**What to do:**
Report each line from the data below that holds the word "University".

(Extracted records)
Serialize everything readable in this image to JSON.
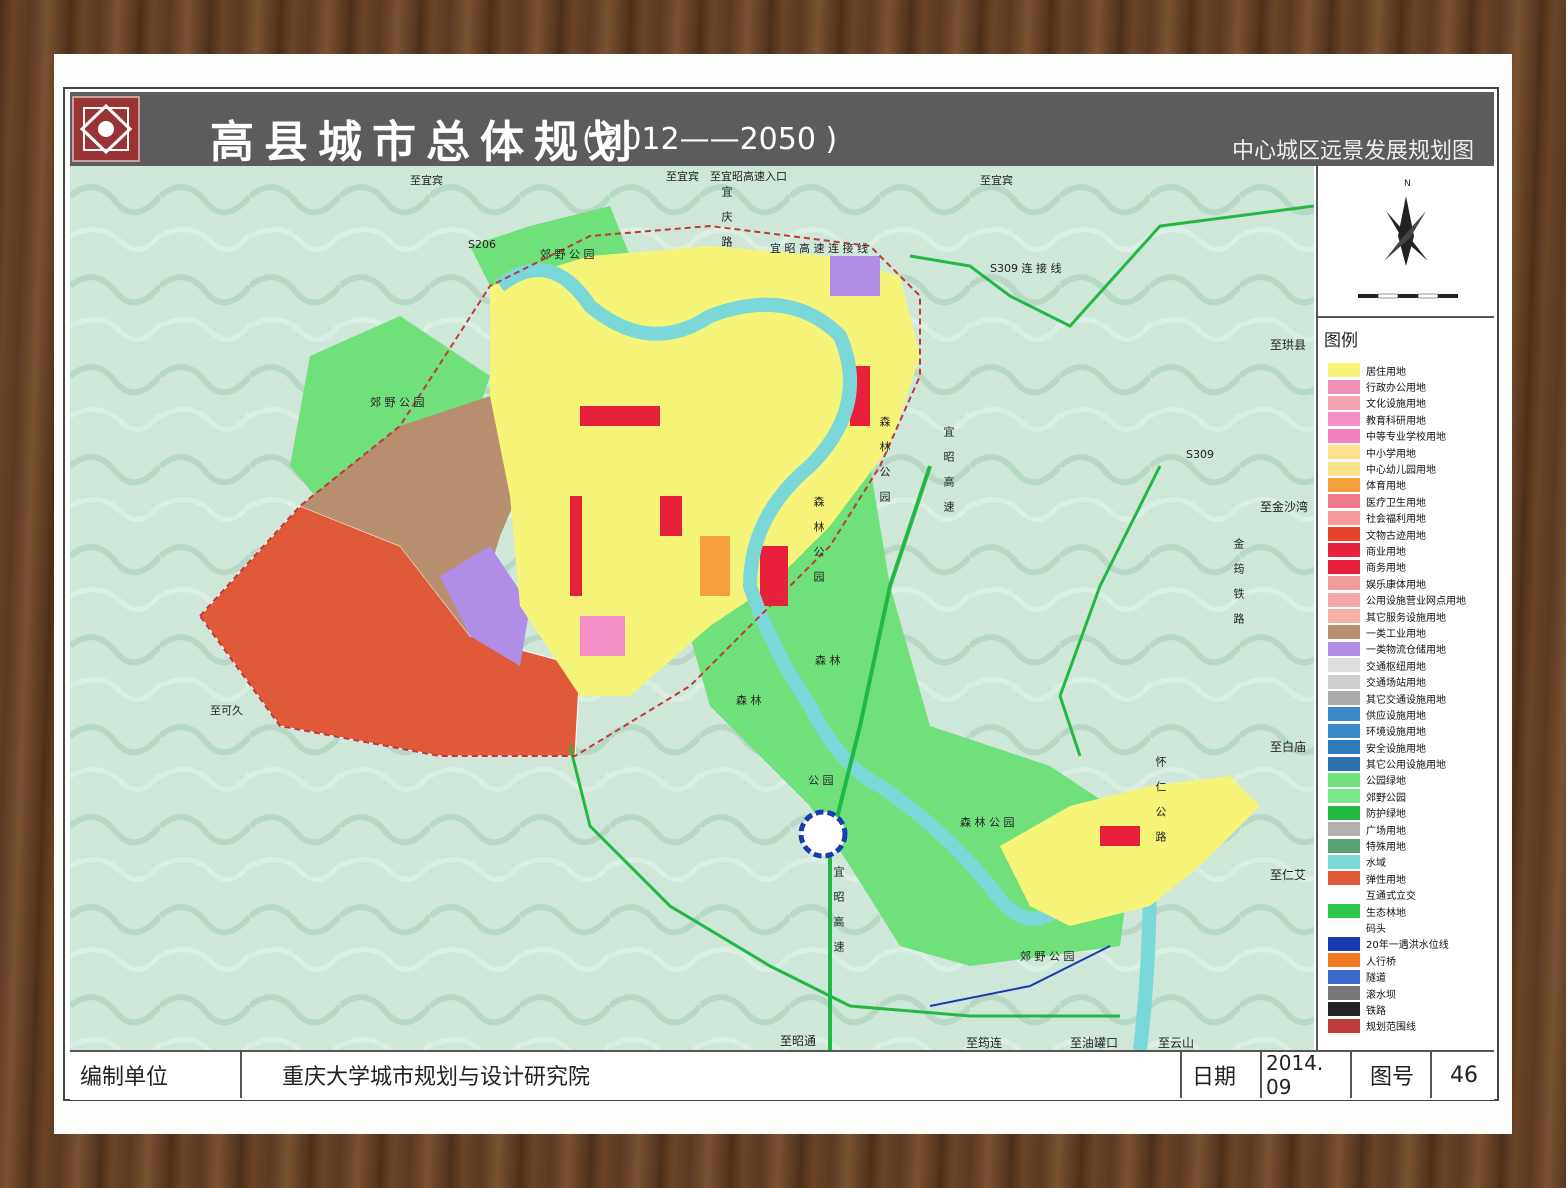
{
  "header": {
    "title": "高县城市总体规划",
    "years": "( 2012——2050 )",
    "subtitle": "中心城区远景发展规划图"
  },
  "map_labels": {
    "to_yibin_1": "至宜宾",
    "to_yibin_2": "至宜宾",
    "to_yibin_expressway": "至宜宾　至宜昭高速入口",
    "s206": "S206",
    "suburban_park_top": "郊 野 公 园",
    "suburban_park_left": "郊 野 公 园",
    "suburban_park_bottom": "郊 野 公 园",
    "yizhao_link": "宜 昭 高 速 连 接 线",
    "s309_link": "S309 连 接 线",
    "qing_road": "宜庆路",
    "to_gongxian": "至珙县",
    "s309": "S309",
    "to_jinshawan": "至金沙湾",
    "jinyun_railway": "金筠铁路",
    "yizhao_expressway": "宜昭高速",
    "forest_park_1": "森林公园",
    "forest_park_2": "森林公园",
    "forest_park_3": "森 林 公 园",
    "forest_1": "森 林",
    "forest_2": "森 林",
    "park": "公 园",
    "to_kejiu": "至可久",
    "to_baimiao": "至白庙",
    "huairen_road": "怀仁公路",
    "to_renyi": "至仁艾",
    "yizhao_expressway_2": "宜昭高速",
    "to_zhaotong": "至昭通",
    "to_junlian": "至筠连",
    "to_youguankou": "至油罐口",
    "to_yunshan": "至云山"
  },
  "legend": {
    "title": "图例",
    "items": [
      {
        "label": "居住用地",
        "color": "#f7f47a"
      },
      {
        "label": "行政办公用地",
        "color": "#f28fb5"
      },
      {
        "label": "文化设施用地",
        "color": "#f4a2b0"
      },
      {
        "label": "教育科研用地",
        "color": "#f58fc8"
      },
      {
        "label": "中等专业学校用地",
        "color": "#f07ec0"
      },
      {
        "label": "中小学用地",
        "color": "#fce08a"
      },
      {
        "label": "中心幼儿园用地",
        "color": "#fce08a"
      },
      {
        "label": "体育用地",
        "color": "#f5a03a"
      },
      {
        "label": "医疗卫生用地",
        "color": "#f07a8a"
      },
      {
        "label": "社会福利用地",
        "color": "#f49a9a"
      },
      {
        "label": "文物古迹用地",
        "color": "#e8442c"
      },
      {
        "label": "商业用地",
        "color": "#e8203c"
      },
      {
        "label": "商务用地",
        "color": "#e8203c"
      },
      {
        "label": "娱乐康体用地",
        "color": "#f39a9a"
      },
      {
        "label": "公用设施营业网点用地",
        "color": "#f4a6a6"
      },
      {
        "label": "其它服务设施用地",
        "color": "#f6b2a6"
      },
      {
        "label": "一类工业用地",
        "color": "#b89070"
      },
      {
        "label": "一类物流仓储用地",
        "color": "#b08ee8"
      },
      {
        "label": "交通枢纽用地",
        "color": "#dddddd"
      },
      {
        "label": "交通场站用地",
        "color": "#cfcfcf"
      },
      {
        "label": "其它交通设施用地",
        "color": "#aaaaaa"
      },
      {
        "label": "供应设施用地",
        "color": "#3a8ac8"
      },
      {
        "label": "环境设施用地",
        "color": "#3a8ac8"
      },
      {
        "label": "安全设施用地",
        "color": "#2c7ab8"
      },
      {
        "label": "其它公用设施用地",
        "color": "#2c70aa"
      },
      {
        "label": "公园绿地",
        "color": "#6fe07a"
      },
      {
        "label": "郊野公园",
        "color": "#78e88a"
      },
      {
        "label": "防护绿地",
        "color": "#22b844"
      },
      {
        "label": "广场用地",
        "color": "#b0b0b0"
      },
      {
        "label": "特殊用地",
        "color": "#5aa070"
      },
      {
        "label": "水域",
        "color": "#7ad8d8"
      },
      {
        "label": "弹性用地",
        "color": "#e05a3a"
      },
      {
        "label": "互通式立交",
        "color": "#ffffff"
      },
      {
        "label": "生态林地",
        "color": "#2cc84a"
      },
      {
        "label": "码头",
        "color": "#ffffff"
      },
      {
        "label": "20年一遇洪水位线",
        "color": "#1a3ab0"
      },
      {
        "label": "人行桥",
        "color": "#f07a20"
      },
      {
        "label": "隧道",
        "color": "#3a6ad0"
      },
      {
        "label": "滚水坝",
        "color": "#777777"
      },
      {
        "label": "铁路",
        "color": "#222222"
      },
      {
        "label": "规划范围线",
        "color": "#c03a3a"
      }
    ]
  },
  "footer": {
    "compiler_label": "编制单位",
    "compiler": "重庆大学城市规划与设计研究院",
    "date_label": "日期",
    "date": "2014. 09",
    "figure_label": "图号",
    "figure_no": "46"
  },
  "colors": {
    "residential": "#f7f47a",
    "commercial": "#e8203c",
    "industrial": "#b89070",
    "logistics": "#b08ee8",
    "flexible": "#e05a3a",
    "green": "#6fe07a",
    "water": "#7ad8d8",
    "terrain": "#cfe7d9"
  }
}
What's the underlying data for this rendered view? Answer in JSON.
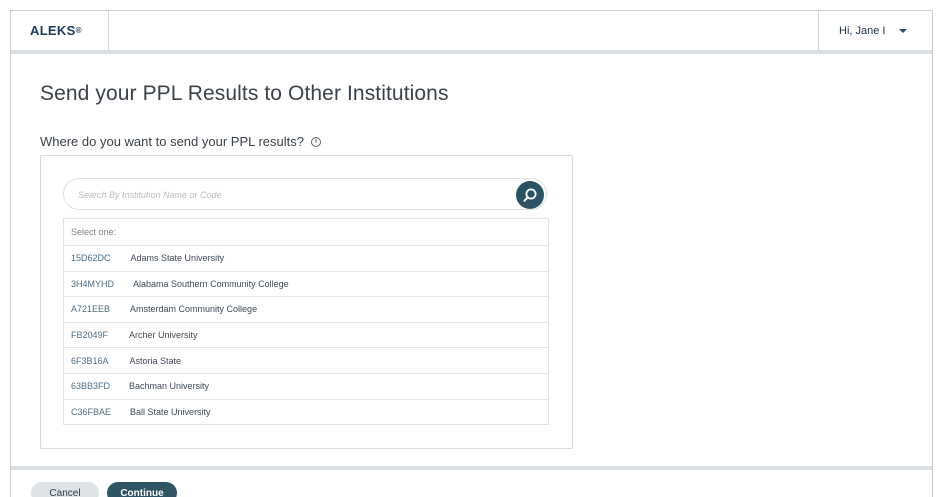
{
  "header": {
    "logo": "ALEKS",
    "logo_mark": "®",
    "user_greeting": "Hi, Jane I"
  },
  "page": {
    "title": "Send your PPL Results  to Other Institutions",
    "question": "Where do you want to send your PPL results?",
    "info_glyph": "i"
  },
  "search": {
    "placeholder": "Search By Institution Name or Code",
    "value": ""
  },
  "list": {
    "header": "Select one:",
    "items": [
      {
        "code": "15D62DC",
        "name": "Adams State University"
      },
      {
        "code": "3H4MYHD",
        "name": "Alabama Southern Community College"
      },
      {
        "code": "A721EEB",
        "name": "Amsterdam Community College"
      },
      {
        "code": "FB2049F",
        "name": "Archer University"
      },
      {
        "code": "6F3B16A",
        "name": "Astoria State"
      },
      {
        "code": "63BB3FD",
        "name": "Bachman University"
      },
      {
        "code": "C36FBAE",
        "name": "Ball State University"
      }
    ]
  },
  "footer": {
    "cancel_label": "Cancel",
    "continue_label": "Continue"
  },
  "colors": {
    "primary": "#2f5465",
    "secondary_button": "#dfe3e7",
    "logo": "#1c3a5e"
  },
  "icons": {
    "search": "magnifier-icon",
    "info": "info-circle-icon",
    "user_menu": "chevron-down-icon"
  }
}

**Finished exercise:**
        "name": "Adams State University"
        "name": "Archer University"
        "name": "Bachman University"
        "name": "Ball State University"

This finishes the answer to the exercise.